--- Assignment ---
Everything in the data that follows has to be repeated verbatim.

*** Opening Information shown ***

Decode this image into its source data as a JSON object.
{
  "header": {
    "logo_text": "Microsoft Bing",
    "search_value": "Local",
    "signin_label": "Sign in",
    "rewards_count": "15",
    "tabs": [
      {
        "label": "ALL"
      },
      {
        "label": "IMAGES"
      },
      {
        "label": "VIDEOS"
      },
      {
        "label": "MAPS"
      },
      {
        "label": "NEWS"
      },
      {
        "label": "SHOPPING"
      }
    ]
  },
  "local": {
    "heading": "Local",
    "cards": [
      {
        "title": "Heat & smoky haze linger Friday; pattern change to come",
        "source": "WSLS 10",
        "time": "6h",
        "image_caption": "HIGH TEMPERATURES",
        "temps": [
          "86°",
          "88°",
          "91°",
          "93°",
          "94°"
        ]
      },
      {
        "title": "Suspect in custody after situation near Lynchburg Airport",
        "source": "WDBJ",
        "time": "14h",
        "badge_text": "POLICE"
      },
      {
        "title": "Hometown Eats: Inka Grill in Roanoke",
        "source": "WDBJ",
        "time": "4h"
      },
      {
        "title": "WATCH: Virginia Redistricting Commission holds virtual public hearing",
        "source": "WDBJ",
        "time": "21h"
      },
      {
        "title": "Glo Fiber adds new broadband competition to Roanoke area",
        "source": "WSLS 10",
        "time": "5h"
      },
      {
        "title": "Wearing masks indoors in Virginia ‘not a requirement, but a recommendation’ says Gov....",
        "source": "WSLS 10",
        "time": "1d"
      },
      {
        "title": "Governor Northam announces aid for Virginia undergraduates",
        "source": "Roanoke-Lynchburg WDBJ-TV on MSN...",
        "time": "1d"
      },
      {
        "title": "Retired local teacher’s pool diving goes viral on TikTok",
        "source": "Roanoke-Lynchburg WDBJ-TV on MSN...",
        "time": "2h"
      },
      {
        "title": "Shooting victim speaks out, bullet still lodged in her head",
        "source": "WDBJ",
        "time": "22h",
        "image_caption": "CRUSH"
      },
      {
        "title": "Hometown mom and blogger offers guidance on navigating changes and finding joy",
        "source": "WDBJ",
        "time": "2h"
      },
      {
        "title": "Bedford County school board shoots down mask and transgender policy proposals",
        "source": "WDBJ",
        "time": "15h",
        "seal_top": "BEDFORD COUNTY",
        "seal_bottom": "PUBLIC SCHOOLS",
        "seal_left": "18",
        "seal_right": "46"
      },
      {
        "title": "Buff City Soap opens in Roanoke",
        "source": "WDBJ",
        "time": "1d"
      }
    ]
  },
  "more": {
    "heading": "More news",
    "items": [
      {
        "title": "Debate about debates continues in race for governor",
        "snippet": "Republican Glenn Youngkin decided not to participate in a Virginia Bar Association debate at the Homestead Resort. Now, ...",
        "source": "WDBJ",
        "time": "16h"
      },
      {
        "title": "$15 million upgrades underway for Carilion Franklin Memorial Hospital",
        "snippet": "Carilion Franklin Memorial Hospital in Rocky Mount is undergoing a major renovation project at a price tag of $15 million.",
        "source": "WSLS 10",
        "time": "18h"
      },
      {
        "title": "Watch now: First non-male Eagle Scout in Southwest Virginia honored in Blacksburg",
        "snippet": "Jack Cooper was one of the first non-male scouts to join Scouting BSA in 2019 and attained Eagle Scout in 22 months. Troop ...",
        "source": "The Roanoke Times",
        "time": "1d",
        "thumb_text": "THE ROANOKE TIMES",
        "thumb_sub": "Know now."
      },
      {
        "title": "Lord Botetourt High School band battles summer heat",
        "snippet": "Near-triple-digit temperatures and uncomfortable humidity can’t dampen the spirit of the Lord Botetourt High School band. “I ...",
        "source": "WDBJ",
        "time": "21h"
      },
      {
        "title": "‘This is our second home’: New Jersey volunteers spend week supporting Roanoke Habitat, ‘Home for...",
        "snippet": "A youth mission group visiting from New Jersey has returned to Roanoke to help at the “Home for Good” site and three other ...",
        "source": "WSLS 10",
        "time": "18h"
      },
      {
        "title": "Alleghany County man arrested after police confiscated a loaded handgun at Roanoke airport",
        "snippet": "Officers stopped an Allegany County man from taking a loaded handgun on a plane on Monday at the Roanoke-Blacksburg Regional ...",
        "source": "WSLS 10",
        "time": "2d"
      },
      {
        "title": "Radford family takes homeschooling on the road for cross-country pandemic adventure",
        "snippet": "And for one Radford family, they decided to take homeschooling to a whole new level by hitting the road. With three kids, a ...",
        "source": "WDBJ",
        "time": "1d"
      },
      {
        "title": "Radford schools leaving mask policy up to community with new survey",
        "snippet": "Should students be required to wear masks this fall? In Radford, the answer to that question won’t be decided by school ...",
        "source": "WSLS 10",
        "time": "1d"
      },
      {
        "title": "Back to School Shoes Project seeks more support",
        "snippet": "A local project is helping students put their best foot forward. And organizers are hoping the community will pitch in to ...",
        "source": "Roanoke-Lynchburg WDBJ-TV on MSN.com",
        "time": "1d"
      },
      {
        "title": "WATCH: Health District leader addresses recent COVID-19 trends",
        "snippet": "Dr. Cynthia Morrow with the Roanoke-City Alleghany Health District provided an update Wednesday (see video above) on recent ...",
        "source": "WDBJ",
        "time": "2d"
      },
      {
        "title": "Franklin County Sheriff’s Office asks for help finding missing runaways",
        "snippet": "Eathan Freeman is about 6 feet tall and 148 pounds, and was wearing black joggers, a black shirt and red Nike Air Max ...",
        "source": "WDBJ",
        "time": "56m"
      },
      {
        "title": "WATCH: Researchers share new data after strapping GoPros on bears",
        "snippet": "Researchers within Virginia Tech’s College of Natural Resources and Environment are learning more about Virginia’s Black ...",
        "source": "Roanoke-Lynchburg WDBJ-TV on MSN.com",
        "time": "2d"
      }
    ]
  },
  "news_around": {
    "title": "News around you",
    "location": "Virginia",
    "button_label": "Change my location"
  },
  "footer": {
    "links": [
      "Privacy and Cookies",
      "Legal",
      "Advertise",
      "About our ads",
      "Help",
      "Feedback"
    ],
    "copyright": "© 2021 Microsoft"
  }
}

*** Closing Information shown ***

--- Completed exercise ---
Decode this image into its source data as a JSON object.
{
  "header": {
    "logo_text": "Microsoft Bing",
    "search_value": "Local",
    "signin_label": "Sign in",
    "rewards_count": "15",
    "tabs": [
      {
        "label": "ALL"
      },
      {
        "label": "IMAGES"
      },
      {
        "label": "VIDEOS"
      },
      {
        "label": "MAPS"
      },
      {
        "label": "NEWS"
      },
      {
        "label": "SHOPPING"
      }
    ]
  },
  "local": {
    "heading": "Local",
    "cards": [
      {
        "title": "Heat & smoky haze linger Friday; pattern change to come",
        "source": "WSLS 10",
        "time": "6h",
        "image_caption": "HIGH TEMPERATURES",
        "temps": [
          "86°",
          "88°",
          "91°",
          "93°",
          "94°"
        ]
      },
      {
        "title": "Suspect in custody after situation near Lynchburg Airport",
        "source": "WDBJ",
        "time": "14h",
        "badge_text": "POLICE"
      },
      {
        "title": "Hometown Eats: Inka Grill in Roanoke",
        "source": "WDBJ",
        "time": "4h"
      },
      {
        "title": "WATCH: Virginia Redistricting Commission holds virtual public hearing",
        "source": "WDBJ",
        "time": "21h"
      },
      {
        "title": "Glo Fiber adds new broadband competition to Roanoke area",
        "source": "WSLS 10",
        "time": "5h"
      },
      {
        "title": "Wearing masks indoors in Virginia ‘not a requirement, but a recommendation’ says Gov....",
        "source": "WSLS 10",
        "time": "1d"
      },
      {
        "title": "Governor Northam announces aid for Virginia undergraduates",
        "source": "Roanoke-Lynchburg WDBJ-TV on MSN...",
        "time": "1d"
      },
      {
        "title": "Retired local teacher’s pool diving goes viral on TikTok",
        "source": "Roanoke-Lynchburg WDBJ-TV on MSN...",
        "time": "2h"
      },
      {
        "title": "Shooting victim speaks out, bullet still lodged in her head",
        "source": "WDBJ",
        "time": "22h",
        "image_caption": "CRUSH"
      },
      {
        "title": "Hometown mom and blogger offers guidance on navigating changes and finding joy",
        "source": "WDBJ",
        "time": "2h"
      },
      {
        "title": "Bedford County school board shoots down mask and transgender policy proposals",
        "source": "WDBJ",
        "time": "15h",
        "seal_top": "BEDFORD COUNTY",
        "seal_bottom": "PUBLIC SCHOOLS",
        "seal_left": "18",
        "seal_right": "46"
      },
      {
        "title": "Buff City Soap opens in Roanoke",
        "source": "WDBJ",
        "time": "1d"
      }
    ]
  },
  "more": {
    "heading": "More news",
    "items": [
      {
        "title": "Debate about debates continues in race for governor",
        "snippet": "Republican Glenn Youngkin decided not to participate in a Virginia Bar Association debate at the Homestead Resort. Now, ...",
        "source": "WDBJ",
        "time": "16h"
      },
      {
        "title": "$15 million upgrades underway for Carilion Franklin Memorial Hospital",
        "snippet": "Carilion Franklin Memorial Hospital in Rocky Mount is undergoing a major renovation project at a price tag of $15 million.",
        "source": "WSLS 10",
        "time": "18h"
      },
      {
        "title": "Watch now: First non-male Eagle Scout in Southwest Virginia honored in Blacksburg",
        "snippet": "Jack Cooper was one of the first non-male scouts to join Scouting BSA in 2019 and attained Eagle Scout in 22 months. Troop ...",
        "source": "The Roanoke Times",
        "time": "1d",
        "thumb_text": "THE ROANOKE TIMES",
        "thumb_sub": "Know now."
      },
      {
        "title": "Lord Botetourt High School band battles summer heat",
        "snippet": "Near-triple-digit temperatures and uncomfortable humidity can’t dampen the spirit of the Lord Botetourt High School band. “I ...",
        "source": "WDBJ",
        "time": "21h"
      },
      {
        "title": "‘This is our second home’: New Jersey volunteers spend week supporting Roanoke Habitat, ‘Home for...",
        "snippet": "A youth mission group visiting from New Jersey has returned to Roanoke to help at the “Home for Good” site and three other ...",
        "source": "WSLS 10",
        "time": "18h"
      },
      {
        "title": "Alleghany County man arrested after police confiscated a loaded handgun at Roanoke airport",
        "snippet": "Officers stopped an Allegany County man from taking a loaded handgun on a plane on Monday at the Roanoke-Blacksburg Regional ...",
        "source": "WSLS 10",
        "time": "2d"
      },
      {
        "title": "Radford family takes homeschooling on the road for cross-country pandemic adventure",
        "snippet": "And for one Radford family, they decided to take homeschooling to a whole new level by hitting the road. With three kids, a ...",
        "source": "WDBJ",
        "time": "1d"
      },
      {
        "title": "Radford schools leaving mask policy up to community with new survey",
        "snippet": "Should students be required to wear masks this fall? In Radford, the answer to that question won’t be decided by school ...",
        "source": "WSLS 10",
        "time": "1d"
      },
      {
        "title": "Back to School Shoes Project seeks more support",
        "snippet": "A local project is helping students put their best foot forward. And organizers are hoping the community will pitch in to ...",
        "source": "Roanoke-Lynchburg WDBJ-TV on MSN.com",
        "time": "1d"
      },
      {
        "title": "WATCH: Health District leader addresses recent COVID-19 trends",
        "snippet": "Dr. Cynthia Morrow with the Roanoke-City Alleghany Health District provided an update Wednesday (see video above) on recent ...",
        "source": "WDBJ",
        "time": "2d"
      },
      {
        "title": "Franklin County Sheriff’s Office asks for help finding missing runaways",
        "snippet": "Eathan Freeman is about 6 feet tall and 148 pounds, and was wearing black joggers, a black shirt and red Nike Air Max ...",
        "source": "WDBJ",
        "time": "56m"
      },
      {
        "title": "WATCH: Researchers share new data after strapping GoPros on bears",
        "snippet": "Researchers within Virginia Tech’s College of Natural Resources and Environment are learning more about Virginia’s Black ...",
        "source": "Roanoke-Lynchburg WDBJ-TV on MSN.com",
        "time": "2d"
      }
    ]
  },
  "news_around": {
    "title": "News around you",
    "location": "Virginia",
    "button_label": "Change my location"
  },
  "footer": {
    "links": [
      "Privacy and Cookies",
      "Legal",
      "Advertise",
      "About our ads",
      "Help",
      "Feedback"
    ],
    "copyright": "© 2021 Microsoft"
  }
}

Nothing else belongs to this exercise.